Task to carry out
Give back every record below in full and exactly, but without a single image.

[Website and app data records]
———

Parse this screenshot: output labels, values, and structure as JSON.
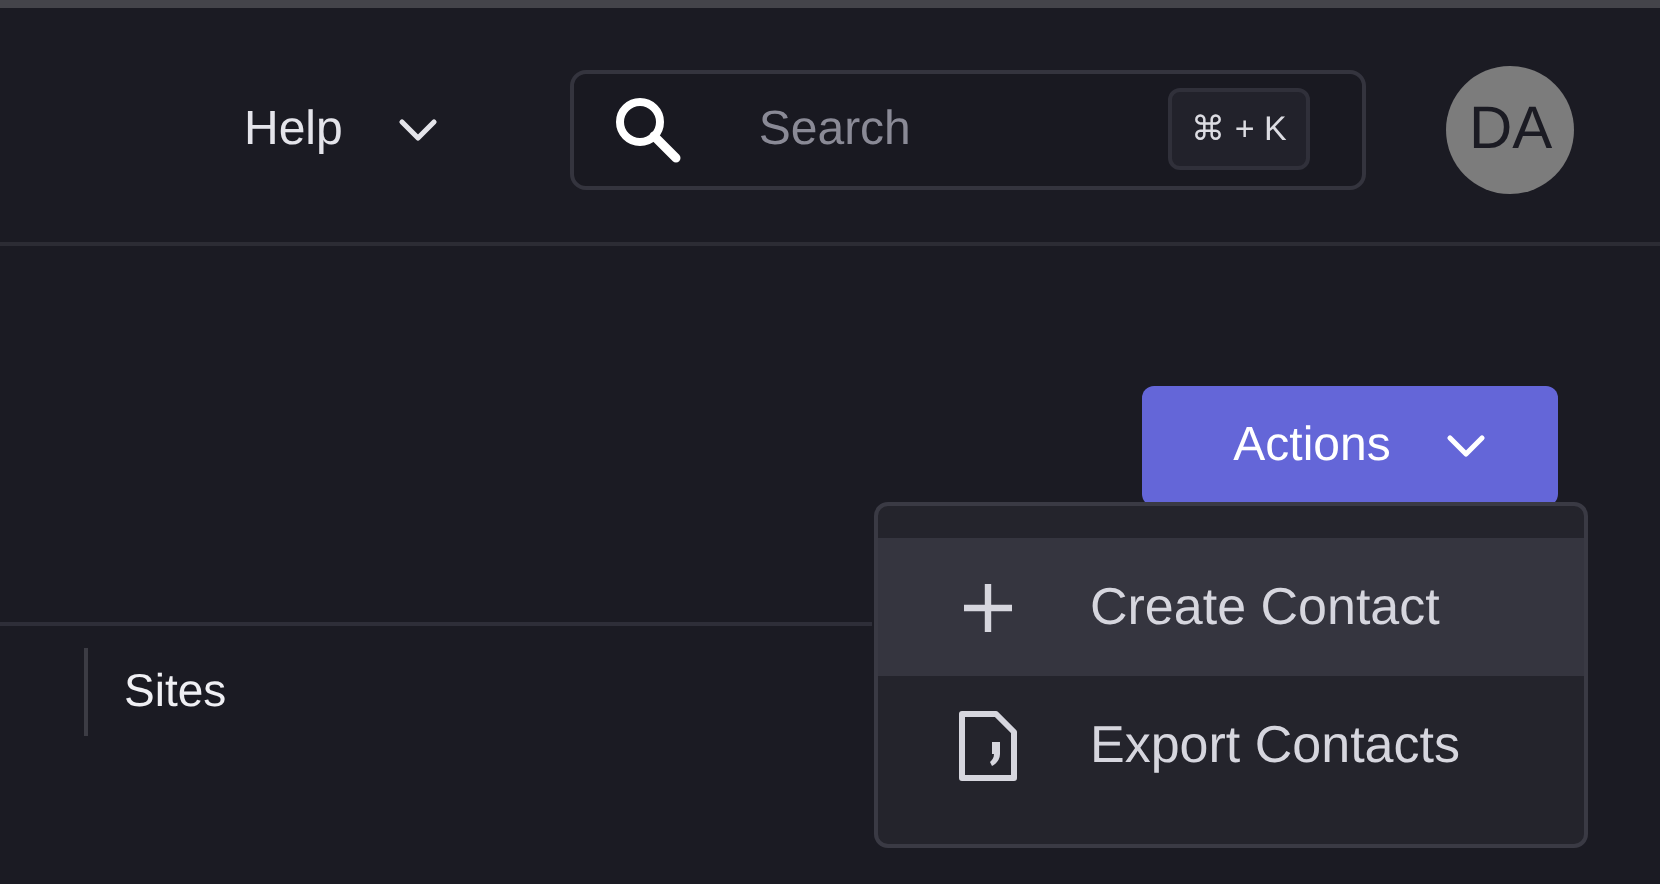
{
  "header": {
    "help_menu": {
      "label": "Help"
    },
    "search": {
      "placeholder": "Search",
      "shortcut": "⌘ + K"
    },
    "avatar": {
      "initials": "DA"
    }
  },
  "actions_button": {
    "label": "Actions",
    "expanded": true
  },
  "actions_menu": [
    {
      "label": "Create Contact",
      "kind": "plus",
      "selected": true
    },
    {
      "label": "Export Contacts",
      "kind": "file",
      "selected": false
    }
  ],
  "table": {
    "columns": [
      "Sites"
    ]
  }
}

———

Your solution
Parse this screenshot: output labels, values, and structure as JSON.
{
  "header": {
    "help_menu": {
      "label": "Help"
    },
    "search": {
      "placeholder": "Search",
      "shortcut": "⌘ + K"
    },
    "avatar": {
      "initials": "DA"
    }
  },
  "actions_button": {
    "label": "Actions",
    "expanded": true
  },
  "actions_menu": [
    {
      "label": "Create Contact",
      "kind": "plus",
      "selected": true
    },
    {
      "label": "Export Contacts",
      "kind": "file",
      "selected": false
    }
  ],
  "table": {
    "columns": [
      "Sites"
    ]
  }
}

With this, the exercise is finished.